[[ Source data, beginning ]]
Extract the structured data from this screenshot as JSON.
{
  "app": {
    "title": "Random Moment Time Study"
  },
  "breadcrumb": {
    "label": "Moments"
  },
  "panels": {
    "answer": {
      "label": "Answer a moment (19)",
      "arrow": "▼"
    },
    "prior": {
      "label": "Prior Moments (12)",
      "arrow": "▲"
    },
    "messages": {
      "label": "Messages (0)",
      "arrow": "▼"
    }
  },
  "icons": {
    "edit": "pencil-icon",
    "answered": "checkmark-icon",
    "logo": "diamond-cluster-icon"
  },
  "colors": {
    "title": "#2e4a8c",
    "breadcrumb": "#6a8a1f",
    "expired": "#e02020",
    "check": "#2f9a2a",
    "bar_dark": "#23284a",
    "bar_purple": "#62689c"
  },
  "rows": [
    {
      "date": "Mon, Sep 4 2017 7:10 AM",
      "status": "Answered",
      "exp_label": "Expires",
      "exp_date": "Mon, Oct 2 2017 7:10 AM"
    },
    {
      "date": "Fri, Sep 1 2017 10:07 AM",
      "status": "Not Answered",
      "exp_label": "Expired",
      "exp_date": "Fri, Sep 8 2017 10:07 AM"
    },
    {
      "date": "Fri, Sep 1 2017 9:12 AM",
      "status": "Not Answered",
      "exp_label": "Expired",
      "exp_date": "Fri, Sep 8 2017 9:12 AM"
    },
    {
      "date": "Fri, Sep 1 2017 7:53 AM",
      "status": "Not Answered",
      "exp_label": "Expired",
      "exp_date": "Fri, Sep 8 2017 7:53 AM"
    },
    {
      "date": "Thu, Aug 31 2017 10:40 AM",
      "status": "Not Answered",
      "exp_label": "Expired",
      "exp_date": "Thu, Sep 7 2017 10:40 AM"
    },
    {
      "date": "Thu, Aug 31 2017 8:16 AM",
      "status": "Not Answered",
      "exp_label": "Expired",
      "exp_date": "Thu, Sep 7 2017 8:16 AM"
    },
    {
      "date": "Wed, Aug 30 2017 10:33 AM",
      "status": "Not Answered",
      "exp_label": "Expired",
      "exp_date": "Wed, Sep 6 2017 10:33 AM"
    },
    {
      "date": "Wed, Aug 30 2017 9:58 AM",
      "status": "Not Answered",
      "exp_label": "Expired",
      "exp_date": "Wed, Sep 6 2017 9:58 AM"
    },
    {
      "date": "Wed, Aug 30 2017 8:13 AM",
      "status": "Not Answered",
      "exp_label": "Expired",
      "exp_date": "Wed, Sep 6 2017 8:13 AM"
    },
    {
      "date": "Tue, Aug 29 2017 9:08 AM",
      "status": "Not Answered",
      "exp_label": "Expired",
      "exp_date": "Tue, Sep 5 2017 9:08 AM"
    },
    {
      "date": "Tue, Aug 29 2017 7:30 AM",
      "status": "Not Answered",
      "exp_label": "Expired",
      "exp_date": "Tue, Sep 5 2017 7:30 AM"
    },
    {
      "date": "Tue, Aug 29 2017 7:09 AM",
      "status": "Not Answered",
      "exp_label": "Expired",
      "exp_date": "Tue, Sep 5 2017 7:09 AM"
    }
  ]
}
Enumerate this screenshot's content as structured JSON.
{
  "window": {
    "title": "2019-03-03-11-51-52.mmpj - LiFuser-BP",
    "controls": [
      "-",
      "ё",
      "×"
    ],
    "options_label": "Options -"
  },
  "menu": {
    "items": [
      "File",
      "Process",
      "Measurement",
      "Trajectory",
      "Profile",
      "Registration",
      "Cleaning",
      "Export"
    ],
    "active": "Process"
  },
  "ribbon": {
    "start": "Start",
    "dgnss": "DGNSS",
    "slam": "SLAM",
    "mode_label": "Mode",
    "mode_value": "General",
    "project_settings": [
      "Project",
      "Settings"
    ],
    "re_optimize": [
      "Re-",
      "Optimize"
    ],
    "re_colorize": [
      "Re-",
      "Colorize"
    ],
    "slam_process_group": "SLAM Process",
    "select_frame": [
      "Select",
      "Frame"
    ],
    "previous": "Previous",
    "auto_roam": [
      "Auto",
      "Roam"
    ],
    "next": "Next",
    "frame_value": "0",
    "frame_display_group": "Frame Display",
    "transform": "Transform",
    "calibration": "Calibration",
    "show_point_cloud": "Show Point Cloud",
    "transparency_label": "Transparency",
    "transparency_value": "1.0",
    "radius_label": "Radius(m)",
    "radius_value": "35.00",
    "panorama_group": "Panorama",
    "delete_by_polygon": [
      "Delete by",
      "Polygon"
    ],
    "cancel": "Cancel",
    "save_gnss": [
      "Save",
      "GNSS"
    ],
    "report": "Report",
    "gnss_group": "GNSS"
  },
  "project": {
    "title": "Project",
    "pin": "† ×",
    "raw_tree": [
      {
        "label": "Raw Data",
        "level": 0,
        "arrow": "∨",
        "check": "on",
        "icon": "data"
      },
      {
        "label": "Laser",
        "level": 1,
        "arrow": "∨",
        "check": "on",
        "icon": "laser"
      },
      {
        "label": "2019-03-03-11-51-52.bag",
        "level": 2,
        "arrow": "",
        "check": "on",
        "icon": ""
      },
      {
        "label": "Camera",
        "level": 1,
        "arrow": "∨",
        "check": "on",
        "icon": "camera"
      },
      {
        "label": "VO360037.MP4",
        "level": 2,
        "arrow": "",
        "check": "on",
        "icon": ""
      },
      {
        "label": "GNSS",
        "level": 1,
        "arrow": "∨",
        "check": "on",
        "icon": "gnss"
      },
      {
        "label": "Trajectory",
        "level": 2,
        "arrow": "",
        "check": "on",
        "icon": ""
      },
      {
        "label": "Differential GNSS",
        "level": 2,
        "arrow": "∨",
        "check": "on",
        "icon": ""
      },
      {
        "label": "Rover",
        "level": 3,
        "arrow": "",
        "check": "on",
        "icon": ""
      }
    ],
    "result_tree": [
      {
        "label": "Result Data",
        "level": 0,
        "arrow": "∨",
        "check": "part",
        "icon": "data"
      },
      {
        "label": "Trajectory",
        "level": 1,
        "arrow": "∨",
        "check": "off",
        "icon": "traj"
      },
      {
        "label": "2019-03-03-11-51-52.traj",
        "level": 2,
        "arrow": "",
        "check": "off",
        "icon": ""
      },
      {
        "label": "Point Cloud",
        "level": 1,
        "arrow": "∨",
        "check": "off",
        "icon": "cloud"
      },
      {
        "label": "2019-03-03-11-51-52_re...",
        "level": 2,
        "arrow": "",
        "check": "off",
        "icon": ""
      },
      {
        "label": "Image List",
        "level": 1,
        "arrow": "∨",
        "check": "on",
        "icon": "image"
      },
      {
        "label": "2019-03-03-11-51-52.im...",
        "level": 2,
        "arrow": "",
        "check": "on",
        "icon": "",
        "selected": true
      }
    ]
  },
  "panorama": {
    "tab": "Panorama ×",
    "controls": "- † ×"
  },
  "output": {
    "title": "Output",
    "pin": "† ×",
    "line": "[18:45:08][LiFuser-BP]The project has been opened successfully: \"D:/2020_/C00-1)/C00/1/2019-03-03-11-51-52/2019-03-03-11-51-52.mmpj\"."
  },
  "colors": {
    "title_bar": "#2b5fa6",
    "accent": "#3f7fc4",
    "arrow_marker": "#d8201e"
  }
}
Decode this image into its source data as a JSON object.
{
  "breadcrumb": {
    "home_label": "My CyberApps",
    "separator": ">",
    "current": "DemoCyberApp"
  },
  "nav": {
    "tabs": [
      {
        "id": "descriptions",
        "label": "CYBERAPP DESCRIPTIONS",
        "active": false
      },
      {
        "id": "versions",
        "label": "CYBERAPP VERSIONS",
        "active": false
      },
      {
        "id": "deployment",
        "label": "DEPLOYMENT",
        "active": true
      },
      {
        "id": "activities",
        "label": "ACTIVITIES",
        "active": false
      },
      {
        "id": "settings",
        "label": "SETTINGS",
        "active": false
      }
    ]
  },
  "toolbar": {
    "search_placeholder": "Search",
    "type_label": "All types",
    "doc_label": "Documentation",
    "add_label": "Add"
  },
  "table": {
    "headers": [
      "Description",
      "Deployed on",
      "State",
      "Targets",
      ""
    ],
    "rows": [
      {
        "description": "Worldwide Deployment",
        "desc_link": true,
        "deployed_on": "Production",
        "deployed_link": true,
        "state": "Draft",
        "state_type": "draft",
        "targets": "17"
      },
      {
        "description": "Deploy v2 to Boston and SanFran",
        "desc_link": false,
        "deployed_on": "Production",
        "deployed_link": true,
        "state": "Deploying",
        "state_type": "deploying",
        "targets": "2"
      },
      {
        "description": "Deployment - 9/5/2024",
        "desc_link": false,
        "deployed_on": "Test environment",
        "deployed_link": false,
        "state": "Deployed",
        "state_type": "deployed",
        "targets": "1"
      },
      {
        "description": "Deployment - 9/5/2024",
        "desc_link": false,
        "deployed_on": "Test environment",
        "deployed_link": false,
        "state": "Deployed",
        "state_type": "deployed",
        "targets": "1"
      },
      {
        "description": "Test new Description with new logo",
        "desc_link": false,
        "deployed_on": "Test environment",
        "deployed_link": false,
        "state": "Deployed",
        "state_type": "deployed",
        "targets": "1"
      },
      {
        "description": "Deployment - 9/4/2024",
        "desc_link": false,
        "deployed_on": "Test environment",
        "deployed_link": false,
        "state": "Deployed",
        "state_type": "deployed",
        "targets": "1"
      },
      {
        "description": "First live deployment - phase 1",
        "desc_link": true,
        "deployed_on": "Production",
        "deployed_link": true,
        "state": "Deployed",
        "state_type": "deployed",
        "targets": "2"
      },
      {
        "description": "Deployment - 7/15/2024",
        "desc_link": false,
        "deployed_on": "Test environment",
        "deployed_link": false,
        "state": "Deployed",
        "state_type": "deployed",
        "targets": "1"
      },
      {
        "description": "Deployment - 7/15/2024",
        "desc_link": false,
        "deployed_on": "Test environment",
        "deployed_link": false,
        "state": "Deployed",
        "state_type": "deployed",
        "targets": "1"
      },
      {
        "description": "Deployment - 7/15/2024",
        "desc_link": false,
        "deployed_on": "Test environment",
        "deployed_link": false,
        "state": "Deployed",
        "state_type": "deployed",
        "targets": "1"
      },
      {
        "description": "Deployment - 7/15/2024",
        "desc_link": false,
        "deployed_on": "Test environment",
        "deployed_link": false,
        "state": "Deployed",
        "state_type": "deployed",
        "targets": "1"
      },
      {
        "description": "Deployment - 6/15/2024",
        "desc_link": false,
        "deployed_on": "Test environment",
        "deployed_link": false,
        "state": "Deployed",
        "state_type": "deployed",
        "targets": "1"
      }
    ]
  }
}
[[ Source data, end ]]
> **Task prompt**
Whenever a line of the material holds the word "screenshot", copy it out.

> **Your solution**
Extract the structured data from this screenshot as JSON.
Enumerate this screenshot's content as structured JSON.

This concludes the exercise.